The European Commission published a proposal for a directive
on harmonising certain aspects of insolvency law at the end of last year. Its
objective is to pursue harmonising the existing national insolvency
regulations. This should result in a better capital markets union, increased
security for investors, reduced costs and promoting cross-border investments.
Prefer social security funds
The European Commission's proposals also focus on
standardising the conditions for annulment actions. They are also aimed at
being able to declare legal acts null and void if they favour a creditor. But
there are exceptions to this principle.
German Social Insurance (DSV) also claims such
an exception for its sponsoring organisations for statutory health, pension and

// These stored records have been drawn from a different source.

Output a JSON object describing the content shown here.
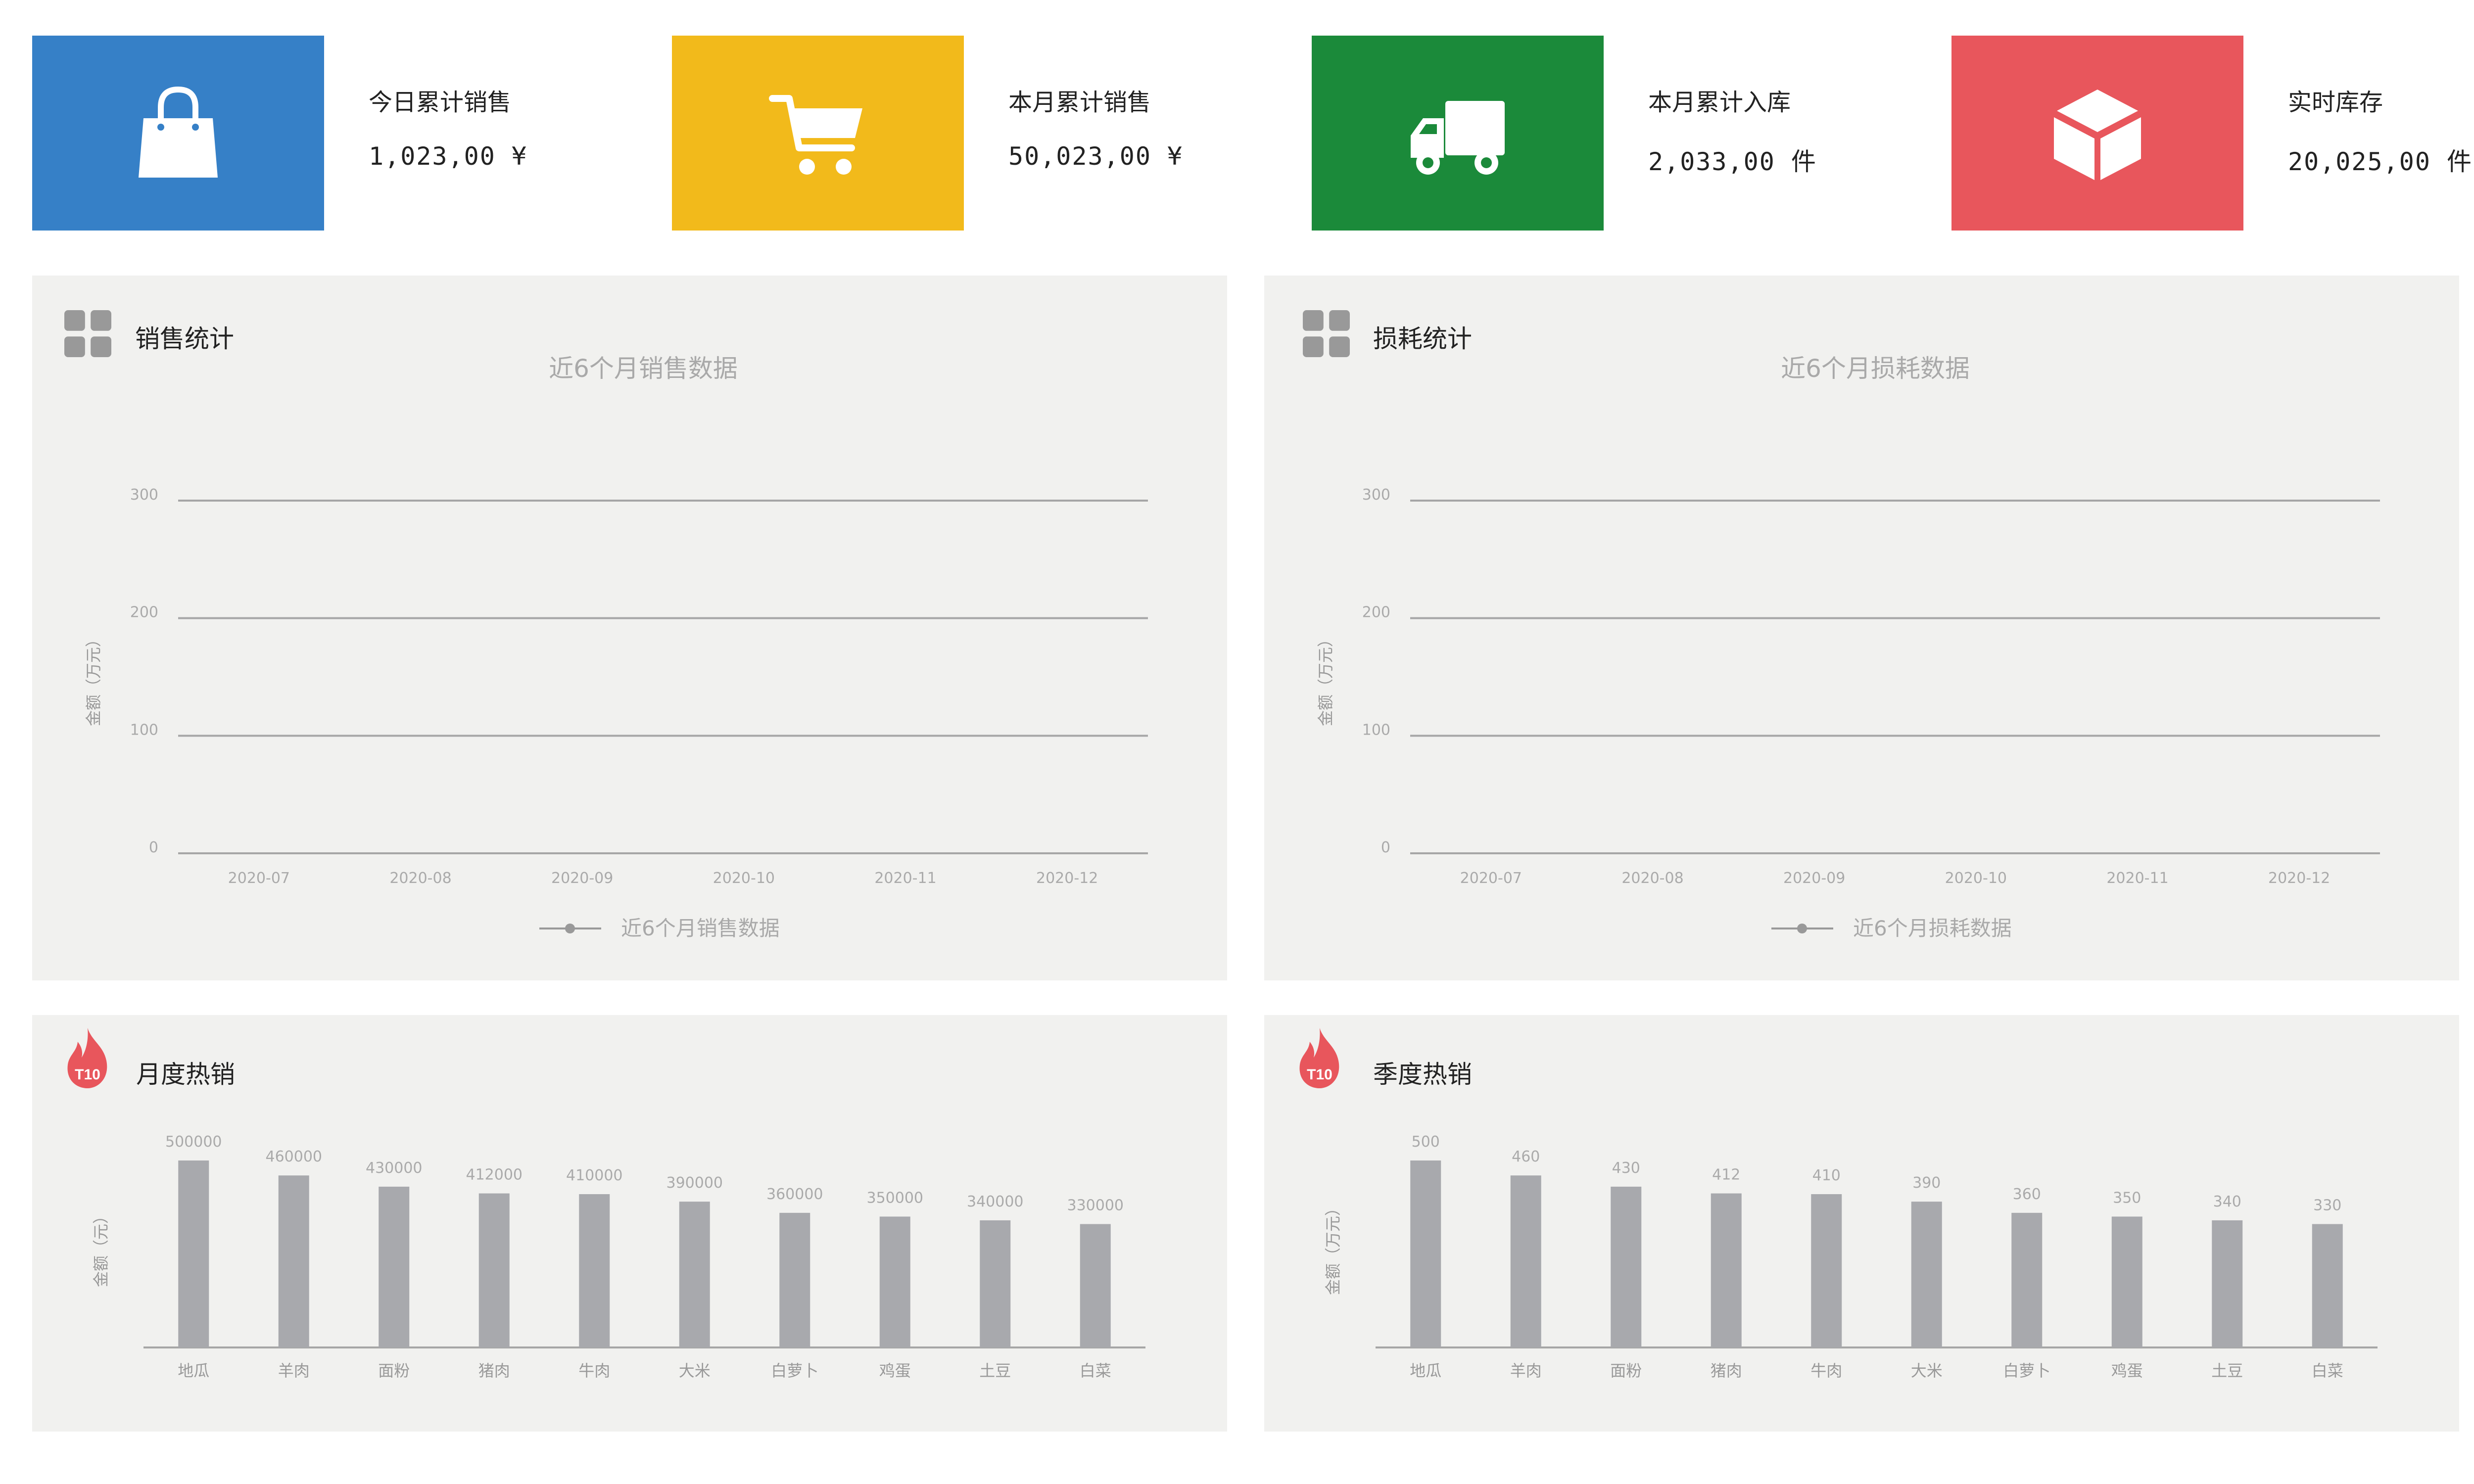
{
  "stats": [
    {
      "label": "今日累计销售",
      "value": "1,023,00 ¥",
      "color": "#3680c7",
      "icon": "shopping-bag-icon"
    },
    {
      "label": "本月累计销售",
      "value": "50,023,00 ¥",
      "color": "#f2ba1b",
      "icon": "shopping-cart-icon"
    },
    {
      "label": "本月累计入库",
      "value": "2,033,00 件",
      "color": "#1b8a3a",
      "icon": "delivery-truck-icon"
    },
    {
      "label": "实时库存",
      "value": "20,025,00 件",
      "color": "#e8565c",
      "icon": "box-cube-icon"
    }
  ],
  "sales_panel": {
    "title": "销售统计",
    "icon": "grid-icon"
  },
  "loss_panel": {
    "title": "损耗统计",
    "icon": "grid-icon"
  },
  "monthly_panel": {
    "title": "月度热销",
    "icon": "fire-t10-icon",
    "badge": "T10"
  },
  "quarterly_panel": {
    "title": "季度热销",
    "icon": "fire-t10-icon",
    "badge": "T10"
  },
  "chart_data": [
    {
      "type": "line",
      "title": "近6个月销售数据",
      "ylabel": "金额（万元）",
      "categories": [
        "2020-07",
        "2020-08",
        "2020-09",
        "2020-10",
        "2020-11",
        "2020-12"
      ],
      "yticks": [
        "0",
        "100",
        "200",
        "300"
      ],
      "ylim": [
        0,
        300
      ],
      "series": [
        {
          "name": "近6个月销售数据",
          "values": []
        }
      ],
      "legend": "bottom",
      "grid": true
    },
    {
      "type": "line",
      "title": "近6个月损耗数据",
      "ylabel": "金额（万元）",
      "categories": [
        "2020-07",
        "2020-08",
        "2020-09",
        "2020-10",
        "2020-11",
        "2020-12"
      ],
      "yticks": [
        "0",
        "100",
        "200",
        "300"
      ],
      "ylim": [
        0,
        300
      ],
      "series": [
        {
          "name": "近6个月损耗数据",
          "values": []
        }
      ],
      "legend": "bottom",
      "grid": true
    },
    {
      "type": "bar",
      "ylabel": "金额（元）",
      "categories": [
        "地瓜",
        "羊肉",
        "面粉",
        "猪肉",
        "牛肉",
        "大米",
        "白萝卜",
        "鸡蛋",
        "土豆",
        "白菜"
      ],
      "values": [
        500000,
        460000,
        430000,
        412000,
        410000,
        390000,
        360000,
        350000,
        340000,
        330000
      ],
      "labels": [
        "500000",
        "460000",
        "430000",
        "412000",
        "410000",
        "390000",
        "360000",
        "350000",
        "340000",
        "330000"
      ],
      "ylim": [
        0,
        500000
      ]
    },
    {
      "type": "bar",
      "ylabel": "金额（万元）",
      "categories": [
        "地瓜",
        "羊肉",
        "面粉",
        "猪肉",
        "牛肉",
        "大米",
        "白萝卜",
        "鸡蛋",
        "土豆",
        "白菜"
      ],
      "values": [
        500,
        460,
        430,
        412,
        410,
        390,
        360,
        350,
        340,
        330
      ],
      "labels": [
        "500",
        "460",
        "430",
        "412",
        "410",
        "390",
        "360",
        "350",
        "340",
        "330"
      ],
      "ylim": [
        0,
        500
      ]
    }
  ]
}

accident insurance in Germany: Their legal acts to satisfy or secure social
security contributions should be exempt from being contested and should not be
possible to declare them null and void. This is why DSV has submitted a
Social security funds are forced creditors
The arguments for this are obvious. The
claims from the social security institutions should not be equated with claims
under private law during insolvency proceedings. Social insurance agencies
cannot choose their contractual partners because of their statutory insurance
and contractual obligations. They are forced creditors. Social security
contributions are also part of wage and salary payments. It is contradictory
that they are not to be given preferential treatment – unlike wage and salary claims.
Company restructuring from contribution funds
The current legal practice in Germany
results in the social security system being deprived of funds through a bad
debt in the event of insolvency or a claim against contributions that have
already been paid. Funds whose use is stipulated by law to protect the insured
and stabilise the systems. Money that is now deemed to be part of the
insolvency estate will flow into the settlement fund for creditors under
private law or into the restructuring of the insolvency debtor. This is handled
differently in other member states, e.g. France.
Court of Justice of the EU
The European Court of Justice has its own
view of things. It considers partial exemption from social charges to be an
unlawful aid, depending on the effect of the measure (judgement of 17 September
number C-212/19). The view of the German social security authorities and
the view of the argumentation of the Luxembourg court is that the presumption
of unlawful aiding and abetting would be close at hand if the contestability of
social security contributions already paid were allowed.